§ **EXERCISE PROMPT**: Only the text belongs in the copy: repeat each record exactly, without pictures.

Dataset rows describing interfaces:

* * *

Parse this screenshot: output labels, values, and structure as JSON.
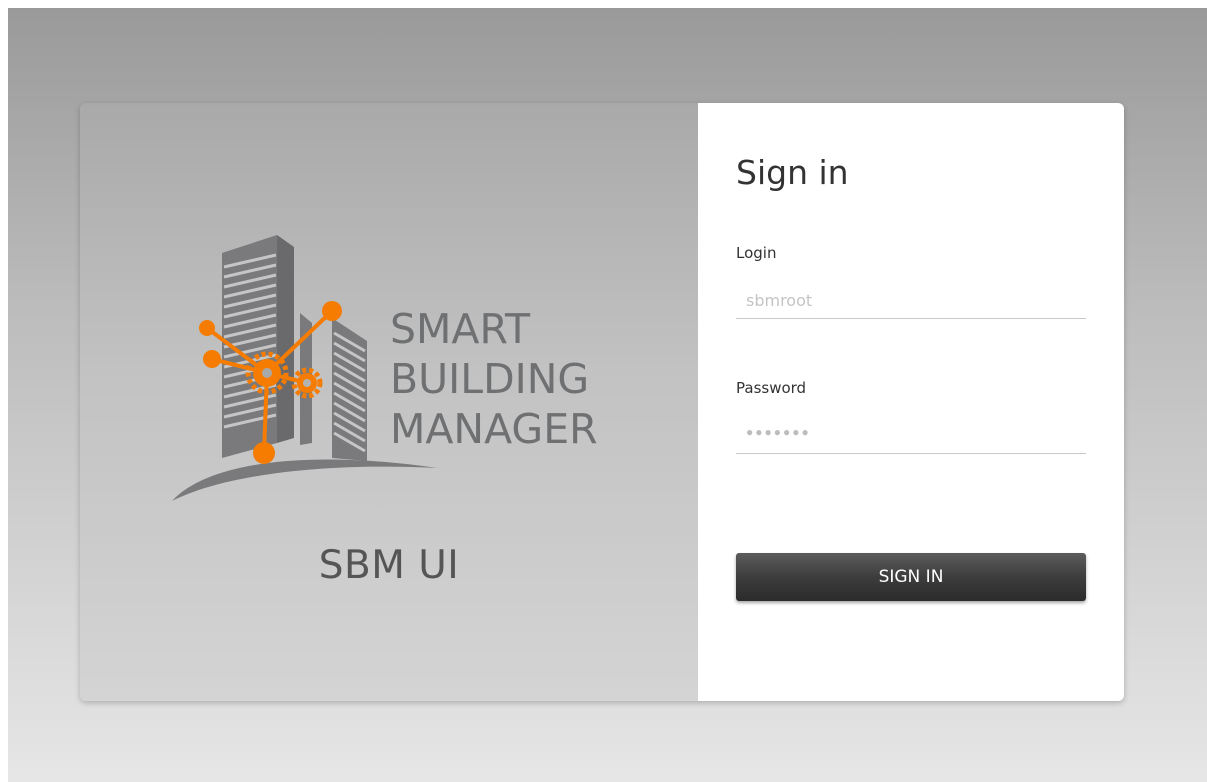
{
  "brand": {
    "logo_line1": "SMART",
    "logo_line2": "BUILDING",
    "logo_line3": "MANAGER",
    "product_name": "SBM UI",
    "accent_color": "#f57c00",
    "logo_gray": "#6f7072"
  },
  "signin": {
    "title": "Sign in",
    "login_label": "Login",
    "login_placeholder": "sbmroot",
    "password_label": "Password",
    "password_masked": "●●●●●●●",
    "button_label": "SIGN IN"
  }
}
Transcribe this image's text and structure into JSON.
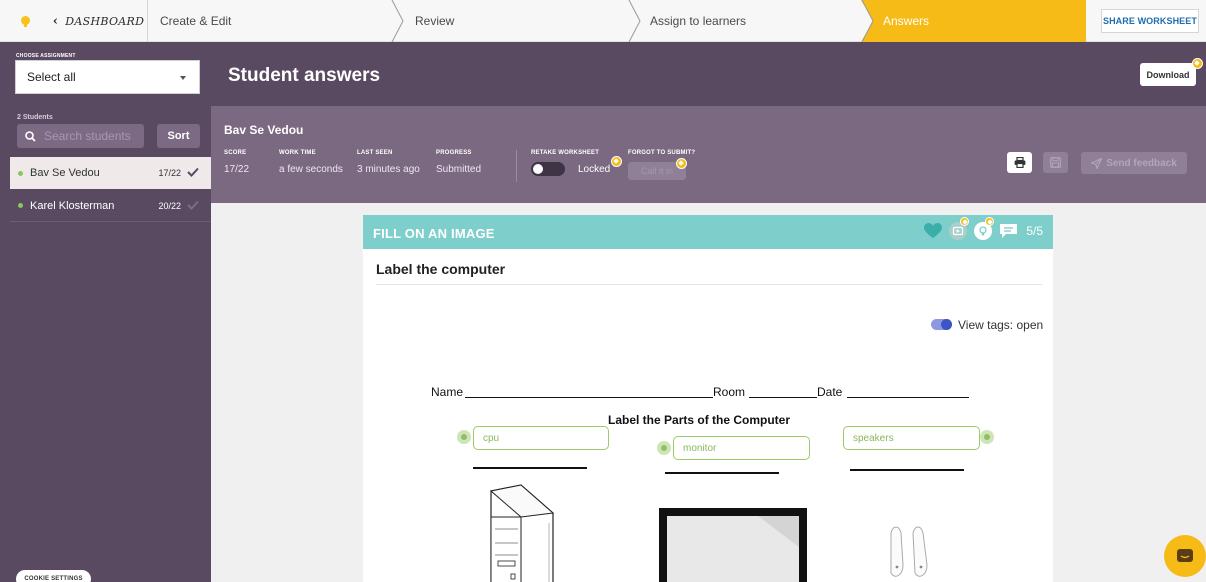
{
  "nav": {
    "dashboard": "DASHBOARD",
    "steps": [
      "Create & Edit",
      "Review",
      "Assign to learners",
      "Answers"
    ],
    "share": "SHARE WORKSHEET"
  },
  "sidebar": {
    "choose_label": "CHOOSE ASSIGNMENT",
    "select_value": "Select all",
    "students_count": "2 Students",
    "search_placeholder": "Search students",
    "sort_label": "Sort",
    "students": [
      {
        "name": "Bav Se Vedou",
        "score": "17/22"
      },
      {
        "name": "Karel Klosterman",
        "score": "20/22"
      }
    ],
    "cookie_label": "COOKIE SETTINGS"
  },
  "header": {
    "title": "Student answers",
    "download_label": "Download"
  },
  "student": {
    "name": "Bav Se Vedou",
    "stats": [
      {
        "label": "SCORE",
        "value": "17/22"
      },
      {
        "label": "WORK TIME",
        "value": "a few seconds"
      },
      {
        "label": "LAST SEEN",
        "value": "3 minutes ago"
      },
      {
        "label": "PROGRESS",
        "value": "Submitted"
      }
    ],
    "retake_label": "RETAKE WORKSHEET",
    "retake_state": "Locked",
    "forgot_label": "FORGOT TO SUBMIT?",
    "call_label": "Call it in",
    "feedback_label": "Send feedback"
  },
  "question": {
    "type": "FILL ON AN IMAGE",
    "count": "5/5",
    "title": "Label the computer",
    "view_tags": "View tags: open",
    "worksheet": {
      "name_label": "Name",
      "room_label": "Room",
      "date_label": "Date",
      "heading": "Label the Parts of the Computer",
      "tags": [
        "cpu",
        "monitor",
        "speakers"
      ]
    }
  },
  "colors": {
    "purple_dark": "#5a4a61",
    "purple_mid": "#7a6981",
    "accent_yellow": "#f6bb17",
    "teal": "#7ecfcb",
    "tag_green": "#9ccb6a"
  }
}
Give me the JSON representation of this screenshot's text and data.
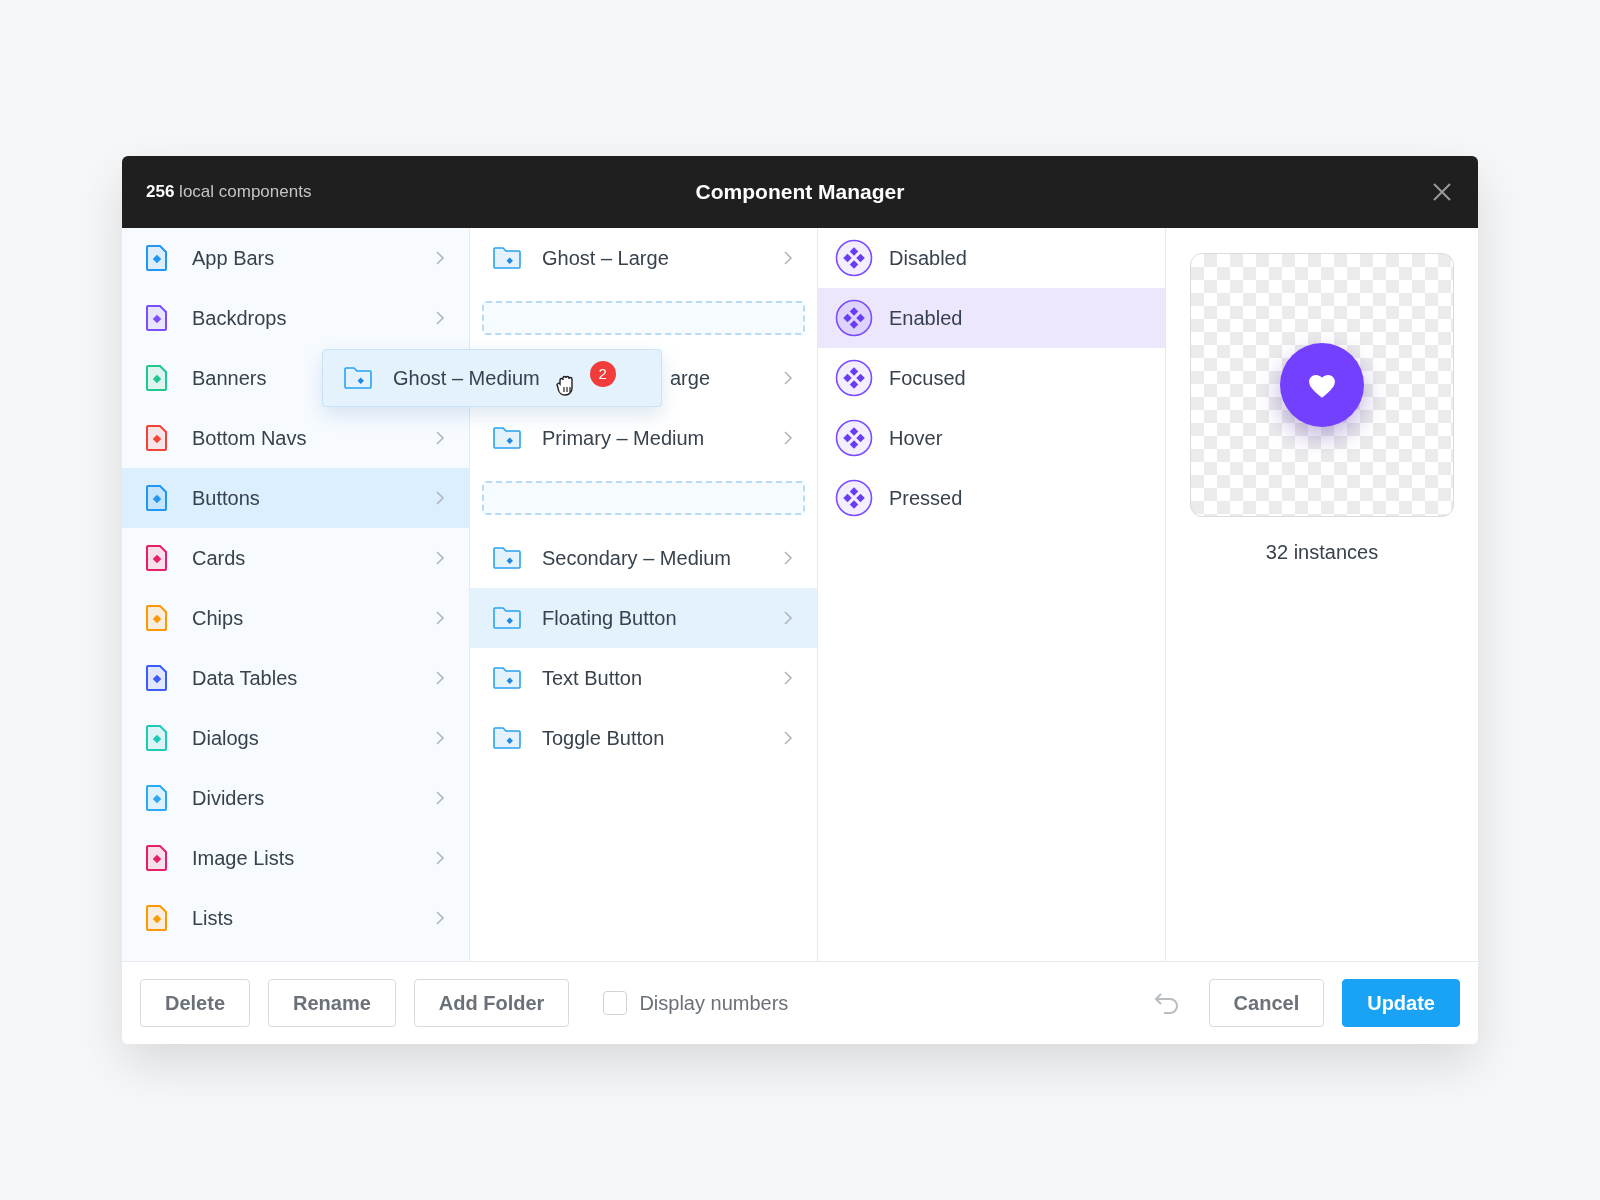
{
  "header": {
    "count": "256",
    "count_label": "local components",
    "title": "Component Manager"
  },
  "categories": [
    {
      "label": "App Bars",
      "color": "#2196f3",
      "selected": false,
      "chevron": true
    },
    {
      "label": "Backdrops",
      "color": "#7c4dff",
      "selected": false,
      "chevron": true
    },
    {
      "label": "Banners",
      "color": "#1fc98e",
      "selected": false,
      "chevron": false
    },
    {
      "label": "Bottom Navs",
      "color": "#f44336",
      "selected": false,
      "chevron": true
    },
    {
      "label": "Buttons",
      "color": "#2196f3",
      "selected": true,
      "chevron": true
    },
    {
      "label": "Cards",
      "color": "#e91e63",
      "selected": false,
      "chevron": true
    },
    {
      "label": "Chips",
      "color": "#ff9800",
      "selected": false,
      "chevron": true
    },
    {
      "label": "Data Tables",
      "color": "#3d5afe",
      "selected": false,
      "chevron": true
    },
    {
      "label": "Dialogs",
      "color": "#1dc9b7",
      "selected": false,
      "chevron": true
    },
    {
      "label": "Dividers",
      "color": "#29a9f6",
      "selected": false,
      "chevron": true
    },
    {
      "label": "Image Lists",
      "color": "#e91e63",
      "selected": false,
      "chevron": true
    },
    {
      "label": "Lists",
      "color": "#ff9800",
      "selected": false,
      "chevron": true
    }
  ],
  "folders": [
    {
      "kind": "folder",
      "label": "Ghost – Large",
      "selected": false
    },
    {
      "kind": "slot"
    },
    {
      "kind": "covered",
      "label": "arge",
      "selected": false
    },
    {
      "kind": "folder",
      "label": "Primary – Medium",
      "selected": false
    },
    {
      "kind": "slot"
    },
    {
      "kind": "folder",
      "label": "Secondary – Medium",
      "selected": false
    },
    {
      "kind": "folder",
      "label": "Floating Button",
      "selected": true
    },
    {
      "kind": "folder",
      "label": "Text Button",
      "selected": false
    },
    {
      "kind": "folder",
      "label": "Toggle Button",
      "selected": false
    }
  ],
  "dragged": {
    "label": "Ghost – Medium",
    "badge": "2"
  },
  "states": [
    {
      "label": "Disabled",
      "selected": false
    },
    {
      "label": "Enabled",
      "selected": true
    },
    {
      "label": "Focused",
      "selected": false
    },
    {
      "label": "Hover",
      "selected": false
    },
    {
      "label": "Pressed",
      "selected": false
    }
  ],
  "preview": {
    "instances": "32 instances"
  },
  "footer": {
    "buttons": [
      {
        "label": "Delete",
        "kind": "secondary"
      },
      {
        "label": "Rename",
        "kind": "secondary"
      },
      {
        "label": "Add Folder",
        "kind": "secondary"
      }
    ],
    "checkbox": {
      "label": "Display numbers",
      "checked": false
    },
    "actions": [
      {
        "label": "Cancel",
        "kind": "secondary"
      },
      {
        "label": "Update",
        "kind": "primary"
      }
    ]
  }
}
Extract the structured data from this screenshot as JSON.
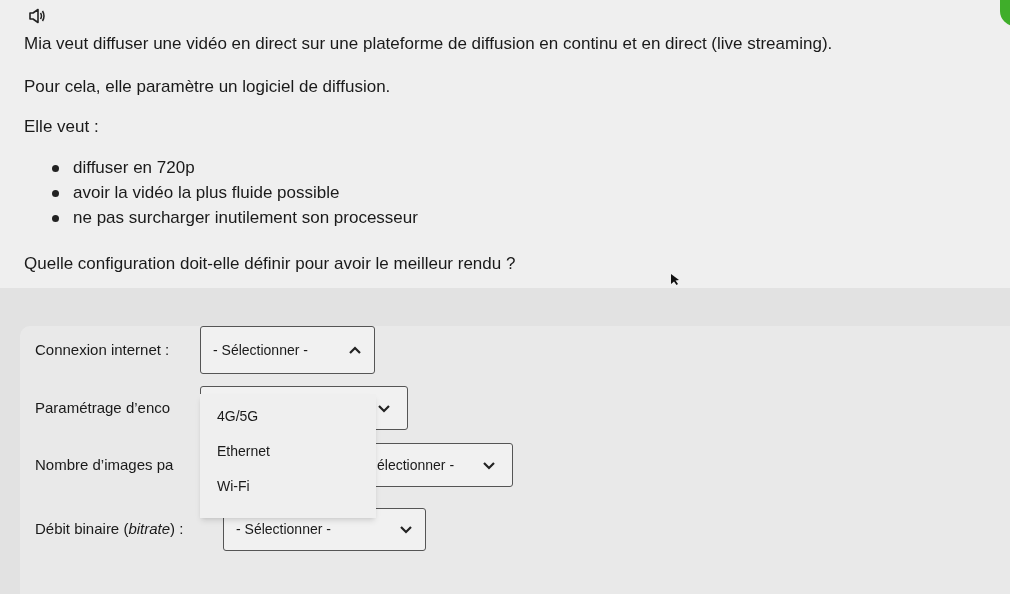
{
  "intro": [
    "Mia veut diffuser une vidéo en direct sur une plateforme de diffusion en continu et en direct (live streaming).",
    "Pour cela, elle paramètre un logiciel de diffusion.",
    "Elle veut :"
  ],
  "bullets": [
    "diffuser en 720p",
    "avoir la vidéo la plus fluide possible",
    "ne pas surcharger inutilement son processeur"
  ],
  "question": "Quelle configuration doit-elle définir pour avoir le meilleur rendu ?",
  "form": {
    "fields": [
      {
        "label": "Connexion internet :",
        "value": "- Sélectionner -",
        "open": true
      },
      {
        "label": "Paramétrage d’enco",
        "open": false
      },
      {
        "label": "Nombre d’images pa",
        "value": "électionner -",
        "open": false
      },
      {
        "label": "Débit binaire (*bitrate*) :",
        "value": "- Sélectionner -",
        "open": false
      }
    ],
    "menu": [
      "4G/5G",
      "Ethernet",
      "Wi-Fi"
    ]
  }
}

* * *

§ **EXERCISE ANSWER**:
Parse this screenshot: output labels, values, and structure as JSON.
{
  "brand": {
    "logo_line1": "SMART",
    "logo_line2": "BUILDING",
    "logo_line3": "MANAGER",
    "product_name": "SBM UI",
    "accent_color": "#f57c00",
    "logo_gray": "#6f7072"
  },
  "signin": {
    "title": "Sign in",
    "login_label": "Login",
    "login_placeholder": "sbmroot",
    "password_label": "Password",
    "password_masked": "●●●●●●●",
    "button_label": "SIGN IN"
  }
}
Transcribe this image's text and structure into JSON.
{
  "nav": {
    "dashboard": "DASHBOARD",
    "steps": [
      "Create & Edit",
      "Review",
      "Assign to learners",
      "Answers"
    ],
    "share": "SHARE WORKSHEET"
  },
  "sidebar": {
    "choose_label": "CHOOSE ASSIGNMENT",
    "select_value": "Select all",
    "students_count": "2 Students",
    "search_placeholder": "Search students",
    "sort_label": "Sort",
    "students": [
      {
        "name": "Bav Se Vedou",
        "score": "17/22"
      },
      {
        "name": "Karel Klosterman",
        "score": "20/22"
      }
    ],
    "cookie_label": "COOKIE SETTINGS"
  },
  "header": {
    "title": "Student answers",
    "download_label": "Download"
  },
  "student": {
    "name": "Bav Se Vedou",
    "stats": [
      {
        "label": "SCORE",
        "value": "17/22"
      },
      {
        "label": "WORK TIME",
        "value": "a few seconds"
      },
      {
        "label": "LAST SEEN",
        "value": "3 minutes ago"
      },
      {
        "label": "PROGRESS",
        "value": "Submitted"
      }
    ],
    "retake_label": "RETAKE WORKSHEET",
    "retake_state": "Locked",
    "forgot_label": "FORGOT TO SUBMIT?",
    "call_label": "Call it in",
    "feedback_label": "Send feedback"
  },
  "question": {
    "type": "FILL ON AN IMAGE",
    "count": "5/5",
    "title": "Label the computer",
    "view_tags": "View tags: open",
    "worksheet": {
      "name_label": "Name",
      "room_label": "Room",
      "date_label": "Date",
      "heading": "Label the Parts of the Computer",
      "tags": [
        "cpu",
        "monitor",
        "speakers"
      ]
    }
  },
  "colors": {
    "purple_dark": "#5a4a61",
    "purple_mid": "#7a6981",
    "accent_yellow": "#f6bb17",
    "teal": "#7ecfcb",
    "tag_green": "#9ccb6a"
  }
}
Give me the JSON representation of this screenshot's text and data.
{
  "header": {
    "count": "256",
    "count_label": "local components",
    "title": "Component Manager"
  },
  "categories": [
    {
      "label": "App Bars",
      "color": "#2196f3",
      "selected": false,
      "chevron": true
    },
    {
      "label": "Backdrops",
      "color": "#7c4dff",
      "selected": false,
      "chevron": true
    },
    {
      "label": "Banners",
      "color": "#1fc98e",
      "selected": false,
      "chevron": false
    },
    {
      "label": "Bottom Navs",
      "color": "#f44336",
      "selected": false,
      "chevron": true
    },
    {
      "label": "Buttons",
      "color": "#2196f3",
      "selected": true,
      "chevron": true
    },
    {
      "label": "Cards",
      "color": "#e91e63",
      "selected": false,
      "chevron": true
    },
    {
      "label": "Chips",
      "color": "#ff9800",
      "selected": false,
      "chevron": true
    },
    {
      "label": "Data Tables",
      "color": "#3d5afe",
      "selected": false,
      "chevron": true
    },
    {
      "label": "Dialogs",
      "color": "#1dc9b7",
      "selected": false,
      "chevron": true
    },
    {
      "label": "Dividers",
      "color": "#29a9f6",
      "selected": false,
      "chevron": true
    },
    {
      "label": "Image Lists",
      "color": "#e91e63",
      "selected": false,
      "chevron": true
    },
    {
      "label": "Lists",
      "color": "#ff9800",
      "selected": false,
      "chevron": true
    }
  ],
  "folders": [
    {
      "kind": "folder",
      "label": "Ghost – Large",
      "selected": false
    },
    {
      "kind": "slot"
    },
    {
      "kind": "covered",
      "label": "arge",
      "selected": false
    },
    {
      "kind": "folder",
      "label": "Primary – Medium",
      "selected": false
    },
    {
      "kind": "slot"
    },
    {
      "kind": "folder",
      "label": "Secondary – Medium",
      "selected": false
    },
    {
      "kind": "folder",
      "label": "Floating Button",
      "selected": true
    },
    {
      "kind": "folder",
      "label": "Text Button",
      "selected": false
    },
    {
      "kind": "folder",
      "label": "Toggle Button",
      "selected": false
    }
  ],
  "dragged": {
    "label": "Ghost – Medium",
    "badge": "2"
  },
  "states": [
    {
      "label": "Disabled",
      "selected": false
    },
    {
      "label": "Enabled",
      "selected": true
    },
    {
      "label": "Focused",
      "selected": false
    },
    {
      "label": "Hover",
      "selected": false
    },
    {
      "label": "Pressed",
      "selected": false
    }
  ],
  "preview": {
    "instances": "32 instances"
  },
  "footer": {
    "buttons": [
      {
        "label": "Delete",
        "kind": "secondary"
      },
      {
        "label": "Rename",
        "kind": "secondary"
      },
      {
        "label": "Add Folder",
        "kind": "secondary"
      }
    ],
    "checkbox": {
      "label": "Display numbers",
      "checked": false
    },
    "actions": [
      {
        "label": "Cancel",
        "kind": "secondary"
      },
      {
        "label": "Update",
        "kind": "primary"
      }
    ]
  }
}
Extract the structured data from this screenshot as JSON.
{
  "intro": [
    "Mia veut diffuser une vidéo en direct sur une plateforme de diffusion en continu et en direct (live streaming).",
    "Pour cela, elle paramètre un logiciel de diffusion.",
    "Elle veut :"
  ],
  "bullets": [
    "diffuser en 720p",
    "avoir la vidéo la plus fluide possible",
    "ne pas surcharger inutilement son processeur"
  ],
  "question": "Quelle configuration doit-elle définir pour avoir le meilleur rendu ?",
  "form": {
    "fields": [
      {
        "label": "Connexion internet :",
        "value": "- Sélectionner -",
        "open": true
      },
      {
        "label": "Paramétrage d’enco",
        "open": false
      },
      {
        "label": "Nombre d’images pa",
        "value": "électionner -",
        "open": false
      },
      {
        "label": "Débit binaire (*bitrate*) :",
        "value": "- Sélectionner -",
        "open": false
      }
    ],
    "menu": [
      "4G/5G",
      "Ethernet",
      "Wi-Fi"
    ]
  }
}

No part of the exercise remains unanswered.